The president is showing that he is not only not going anywhere, but that he will impose his vision of Russia on all Russians, whether they like it or not. That vision is not, as many think, the neo-Soviet one—though there are elements of it in Putin’s foreign policy—but the imperial one. Putin’s favorite character from Russian history is not Stalin, but Pyotr Stolypin, a brute reformer who served under Nicholas II. Putin is also said to see his greatest achievement as the reuniting of the Russian Orthodox Church, which split shortly after the Russian Revolution into a domestic and Western one. He has overseen a renaissance of orthodoxy and has ushered the church into the halls of power, to the point where it is now widely seen as a Kremlin affiliate. These days, hardly a policy move happens without the church stating its position on it.

Last year’s imprisonment of Pussy Riot for a relatively innocuous demonstration certainly suggests as much.

Radical Woman of the Day: Ayn Rand

On this day in 1905 was born Alisa Zinov’yevna Rosenbaum, who later renamed herself Ayn Rand, author of The Fountainhead and Atlas Shrugged and founder of Objectivism.

Rand was born in Saint Petersburg before the advent of Communism, but her family had to flee to Crimea after the October Revolution. Rand attended high school there and had already decided she was an atheist when her family returned to Saint Petersburg after her graduation. With greater education opportunities now open to women, she studied history at Petrograd State University (as it was then called), graduating in 1924.
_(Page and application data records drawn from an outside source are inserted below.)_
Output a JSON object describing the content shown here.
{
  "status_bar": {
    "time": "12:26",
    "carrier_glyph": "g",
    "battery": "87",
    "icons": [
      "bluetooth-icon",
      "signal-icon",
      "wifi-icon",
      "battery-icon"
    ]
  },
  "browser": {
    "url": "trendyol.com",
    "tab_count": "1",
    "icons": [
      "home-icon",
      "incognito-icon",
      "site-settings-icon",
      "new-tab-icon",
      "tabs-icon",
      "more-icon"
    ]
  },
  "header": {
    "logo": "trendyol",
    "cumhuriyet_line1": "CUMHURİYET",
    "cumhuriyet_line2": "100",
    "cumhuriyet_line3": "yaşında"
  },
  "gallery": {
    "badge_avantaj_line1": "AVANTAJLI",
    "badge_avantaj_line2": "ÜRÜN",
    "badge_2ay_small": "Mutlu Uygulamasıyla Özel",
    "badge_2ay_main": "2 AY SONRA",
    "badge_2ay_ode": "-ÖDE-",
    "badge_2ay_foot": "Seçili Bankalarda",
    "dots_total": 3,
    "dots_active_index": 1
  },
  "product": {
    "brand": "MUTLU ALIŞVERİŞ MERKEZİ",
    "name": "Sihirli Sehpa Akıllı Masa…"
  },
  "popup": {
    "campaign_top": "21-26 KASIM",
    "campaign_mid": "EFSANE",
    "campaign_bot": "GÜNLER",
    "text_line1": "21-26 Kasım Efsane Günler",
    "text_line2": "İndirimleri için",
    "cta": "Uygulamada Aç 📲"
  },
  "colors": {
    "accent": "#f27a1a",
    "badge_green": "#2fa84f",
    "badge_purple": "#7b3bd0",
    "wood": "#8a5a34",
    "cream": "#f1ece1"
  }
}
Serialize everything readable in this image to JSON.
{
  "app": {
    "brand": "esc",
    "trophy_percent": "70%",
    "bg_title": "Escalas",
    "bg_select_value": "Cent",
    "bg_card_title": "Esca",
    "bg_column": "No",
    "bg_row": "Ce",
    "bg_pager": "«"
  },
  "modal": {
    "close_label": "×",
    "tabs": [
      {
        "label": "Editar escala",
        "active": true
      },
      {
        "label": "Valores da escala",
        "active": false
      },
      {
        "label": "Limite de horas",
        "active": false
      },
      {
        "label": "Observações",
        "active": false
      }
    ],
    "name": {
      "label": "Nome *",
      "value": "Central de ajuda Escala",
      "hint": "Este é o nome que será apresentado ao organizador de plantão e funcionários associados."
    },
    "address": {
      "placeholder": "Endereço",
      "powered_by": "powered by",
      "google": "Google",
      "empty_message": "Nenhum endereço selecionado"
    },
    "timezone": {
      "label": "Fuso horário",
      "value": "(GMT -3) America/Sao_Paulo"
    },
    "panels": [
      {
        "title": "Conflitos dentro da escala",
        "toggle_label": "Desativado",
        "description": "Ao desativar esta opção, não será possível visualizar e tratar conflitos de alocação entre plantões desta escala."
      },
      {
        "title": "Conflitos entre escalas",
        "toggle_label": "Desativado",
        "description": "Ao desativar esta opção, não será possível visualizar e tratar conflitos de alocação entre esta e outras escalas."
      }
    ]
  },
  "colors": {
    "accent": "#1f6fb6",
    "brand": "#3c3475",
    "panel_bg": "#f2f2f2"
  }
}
Having begun writing screenplays at the age of eight, Rand studied at the State Technicum for Screen Arts during her first postgraduate year, and in the fall of 1925 she visited America. She managed to stay in the United States for several years, travelling to Hollywood and beginning work in the film business. (She landed her first job, as a movie extra, as a result of a chance meeting with Cecil B. DeMille.) Rand eventually married Frank O’Connor in 1929 and became a United States citizen in 1931. She wrote several screenplays and worked as a script doctor during the remainder of the 1930s, also publishing her first novel, We the Living, in 1936.

In 1938 The Fountainhead was published in England, but it was not published in the United States until 1943. Its success, and the even greater subsequent success of Atlas Shrugged, launched Rand’s new career as a philosopher, lecturer, and ongoing figure of controversy.
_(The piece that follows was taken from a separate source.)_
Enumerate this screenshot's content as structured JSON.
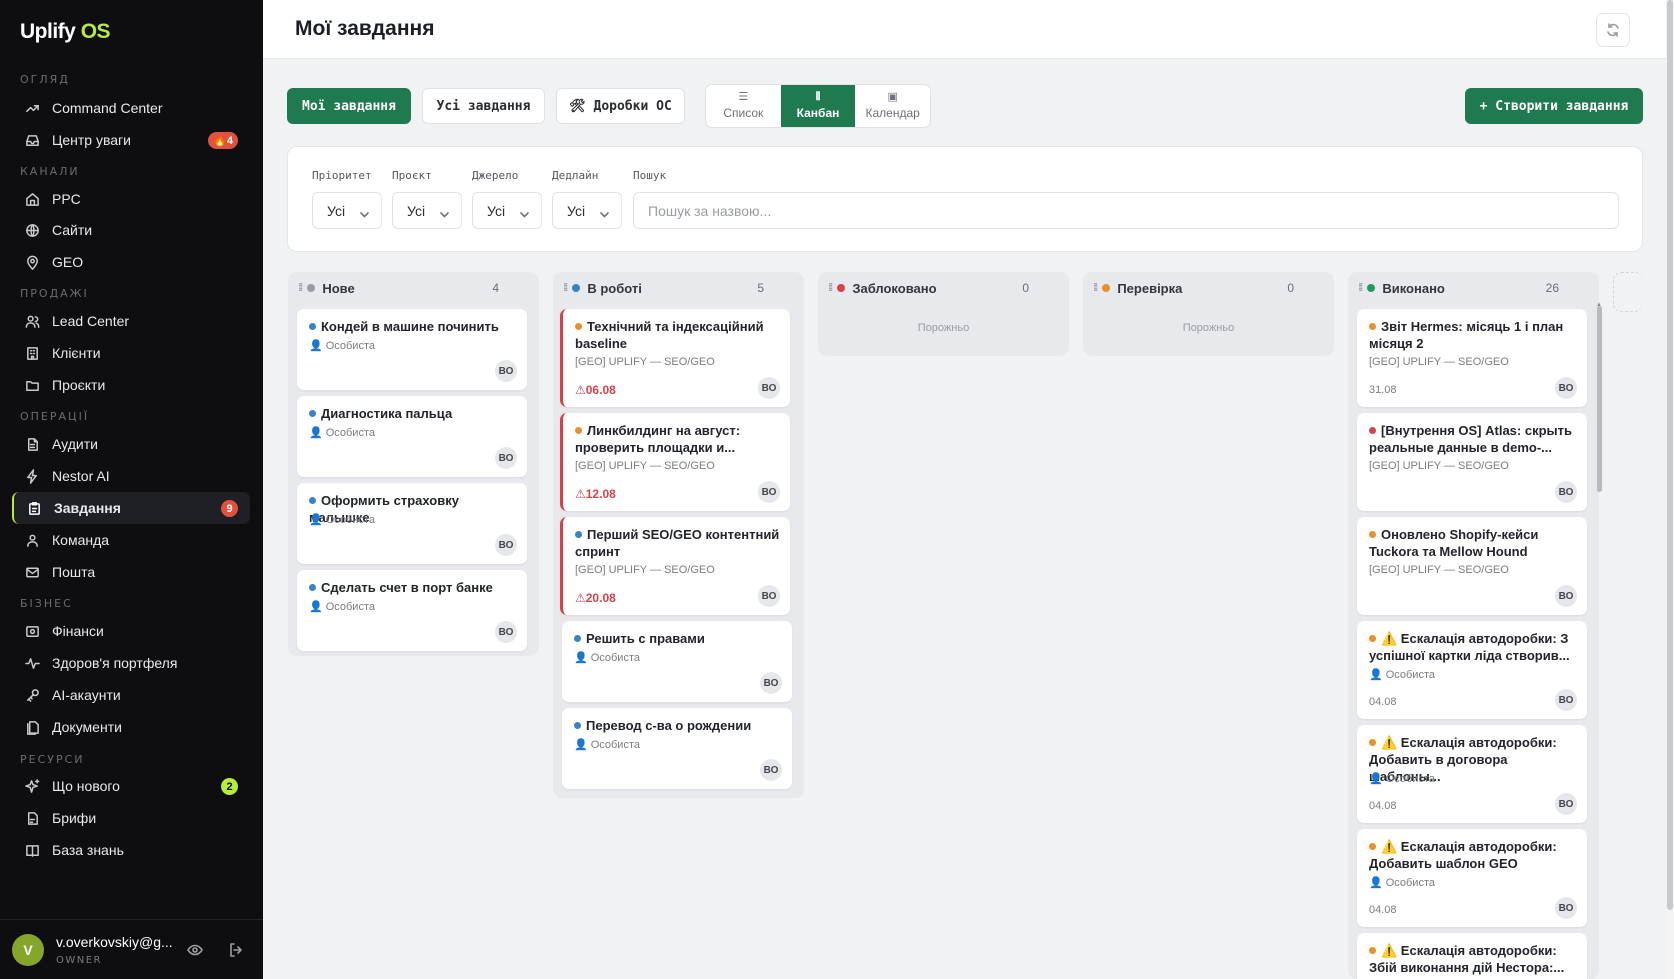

Via the Radical Women’s History Project.

Tina Fey to Possibly Star in Muppets Movie

Rumor has it Fey will play a Russian gulag prison guard, in what sounds like a pretty dark idea for a Muppets movie. Still, I think the correct response to this news is: “Eeeeeeeeee!”

Via The Mary Sue.

Russian Court Tries to Ban All Online Videos of Pussy Riot

One government witness testified that videos, including one of an anti-Vladmir Putin song performed in Red Square, were “a disguised call to organize mass riots.”

I assume he continued: “It isn’t at all that we’re scared of a few women and the resonance of their message. Any suggestion that the government is acting out of fear will be considered sedition.”

One Pussy Riot Member Released, Probably Not for Fantastic Reasons

I agree with this analysis by Mark Adomanis. I’m glad Yekaterina Samutsevich is free again, and it sounds like she made a shrewd maneuver by switching representation and tactics, but this just seems like a way for Putin’s government to seem magnanimous and pay some lip service to justice without actually changing in any meaningful way.

Russian PM Calls for Pussy Riot to Be Freed

(Potentially) good news. I don’t think this demonstrates belated concern for civil rights, though, and neither does the AP:

By being the one to call for the women’s release, Medvedev, who has cultivated the image of a more liberal leader, could allow Putin to put the uncomfortable case behind him while not appearing weak.

Via The Mary Sue.

Russian Orthodox Church Forgives Pussy Riot

”The church has been sometimes accused of not forgiving them,” the bearded and bespectacled cleric said. “We did forgive them from the very start. But such actions should be cut short by society and authorities.”

Just the way Jesus would have said it.

Via Jezebel